Those expecting neoclassical guitar fireworks from Chastain will leave disappointed. This is strictly a boogie-blues affair with just enough distortion added in to give it a metal edge. That said, Chastain burns up the fretboard with his best solo on "Trouble on the Road."

The band's dedication to a bare-bones sound is reflected in the fact that Chastain never dubs in a second "rhythm" guitar part when he's soloing. I like the fact that the studio recording sounds as "live" as possible, but it does expose a bit of weakness in terms of Dave Swart's bass lines, which sound quite sparse during the solos.

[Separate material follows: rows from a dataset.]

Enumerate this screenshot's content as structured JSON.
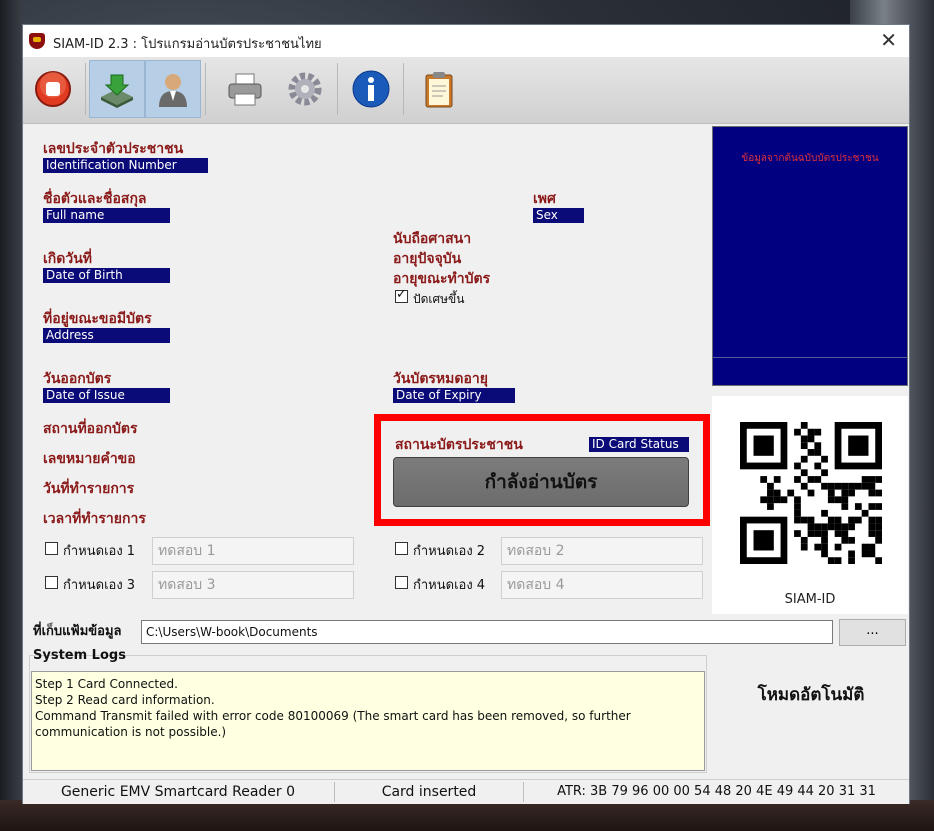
{
  "window": {
    "title": "SIAM-ID 2.3 : โปรแกรมอ่านบัตรประชาชนไทย"
  },
  "toolbar": {
    "buttons": [
      {
        "name": "stop",
        "icon": "stop-icon"
      },
      {
        "name": "read-card",
        "icon": "card-reader-icon"
      },
      {
        "name": "person",
        "icon": "person-icon"
      },
      {
        "name": "print",
        "icon": "printer-icon"
      },
      {
        "name": "settings",
        "icon": "gear-icon"
      },
      {
        "name": "info",
        "icon": "info-icon"
      },
      {
        "name": "clipboard",
        "icon": "clipboard-icon"
      }
    ]
  },
  "fields": {
    "id_number": {
      "th": "เลขประจำตัวประชาชน",
      "en": "Identification Number"
    },
    "full_name": {
      "th": "ชื่อตัวและชื่อสกุล",
      "en": "Full name"
    },
    "sex": {
      "th": "เพศ",
      "en": "Sex"
    },
    "religion": {
      "th": "นับถือศาสนา"
    },
    "current_age": {
      "th": "อายุปัจจุบัน"
    },
    "age_at_issue": {
      "th": "อายุขณะทำบัตร"
    },
    "round_up": {
      "label": "ปัดเศษขึ้น",
      "checked": true
    },
    "dob": {
      "th": "เกิดวันที่",
      "en": "Date of Birth"
    },
    "address": {
      "th": "ที่อยู่ขณะขอมีบัตร",
      "en": "Address"
    },
    "issue_date": {
      "th": "วันออกบัตร",
      "en": "Date of Issue"
    },
    "expiry_date": {
      "th": "วันบัตรหมดอายุ",
      "en": "Date of Expiry"
    },
    "issue_place": {
      "th": "สถานที่ออกบัตร"
    },
    "request_no": {
      "th": "เลขหมายคำขอ"
    },
    "transaction_date": {
      "th": "วันที่ทำรายการ"
    },
    "transaction_time": {
      "th": "เวลาที่ทำรายการ"
    }
  },
  "card_status": {
    "th": "สถานะบัตรประชาชน",
    "en": "ID Card Status",
    "value": "กำลังอ่านบัตร"
  },
  "photo": {
    "text": "ข้อมูลจากต้นฉบับบัตรประชาชน"
  },
  "qr": {
    "caption": "SIAM-ID"
  },
  "custom": [
    {
      "label": "กำหนดเอง 1",
      "placeholder": "ทดสอบ 1",
      "checked": false
    },
    {
      "label": "กำหนดเอง 2",
      "placeholder": "ทดสอบ 2",
      "checked": false
    },
    {
      "label": "กำหนดเอง 3",
      "placeholder": "ทดสอบ 3",
      "checked": false
    },
    {
      "label": "กำหนดเอง 4",
      "placeholder": "ทดสอบ 4",
      "checked": false
    }
  ],
  "storage": {
    "label": "ที่เก็บแฟ้มข้อมูล",
    "path": "C:\\Users\\W-book\\Documents",
    "browse_label": "..."
  },
  "logs": {
    "label": "System Logs",
    "lines": [
      "Step 1 Card Connected.",
      "Step 2 Read card information.",
      "Command Transmit failed with error code 80100069 (The smart card has been removed, so further communication is not possible.)"
    ]
  },
  "auto_mode": "โหมดอัตโนมัติ",
  "statusbar": {
    "reader": "Generic EMV Smartcard Reader 0",
    "card_state": "Card inserted",
    "atr": "ATR: 3B 79 96 00 00 54 48 20 4E 49 44 20 31 31"
  }
}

Generally, the best songs on the album move at a good clip, including "Whiplash Girl," which is propelled well by Mike Haid's Bonham-like bashing on the drum kit. "Never Say Never" is another good one with a ZZ Top vibe.

On the downside, there are some moments where the bluesy feel and some clumsy lyrics make Southern Gentlemen seem like your neighborhood bar band, rather than one whose album you'd happily fork over 15 bucks for. The worst offender is "Devil In Me," which clumsily makes reference to a "stairway to heaven" and a "highway to hell" in the same breath. Also, I was less than excited by the several attempts at topical songwriting which referred to kids being sent off to die in a desert war.

Southern Gentlemen's "Valley of Fire" isn't anything that even makes an attempt to redefine the genre. It's a solid bit of blues rock that, despite some clumsy moments, will mostly keep your toe tapping for 45 minutes.

Highs: The faster-paced "Whiplash Girl" and "Never Say Never."

Lows: The band veers into bar band territory on a couple tracks, including "Devil In Me."

Bottom line: Mostly solid blues rock with enough of a metal edge to keep things interesting.

Rated 3 out of 5 skulls
3 out of 5 skulls


Key
Rating Description
Rated 5 out of 5 skulls Perfection. (No discernable flaws; one of the reviewer's all-time favorites)
Rated 4.5 out of 5 skulls Near Perfection. (An instant classic with some minor imperfections)
Rated 4 out of 5 skulls Excellent. (An excellent effort worth picking up)
Rated 3.5 out of 5 skulls Good. (A good effort, worth checking out or picking up)
Rated 3 out of 5 skulls Decent. (A decent effort worth checking out if the style fits your tastes)
Rated 2.5 out of 5 skulls Average. (Nothing special; worth checking out if the style fits your taste)
Rated 2 out of 5 skulls Fair. (There is better metal out there)
< 2 skulls Pretty Bad. (Don't bother)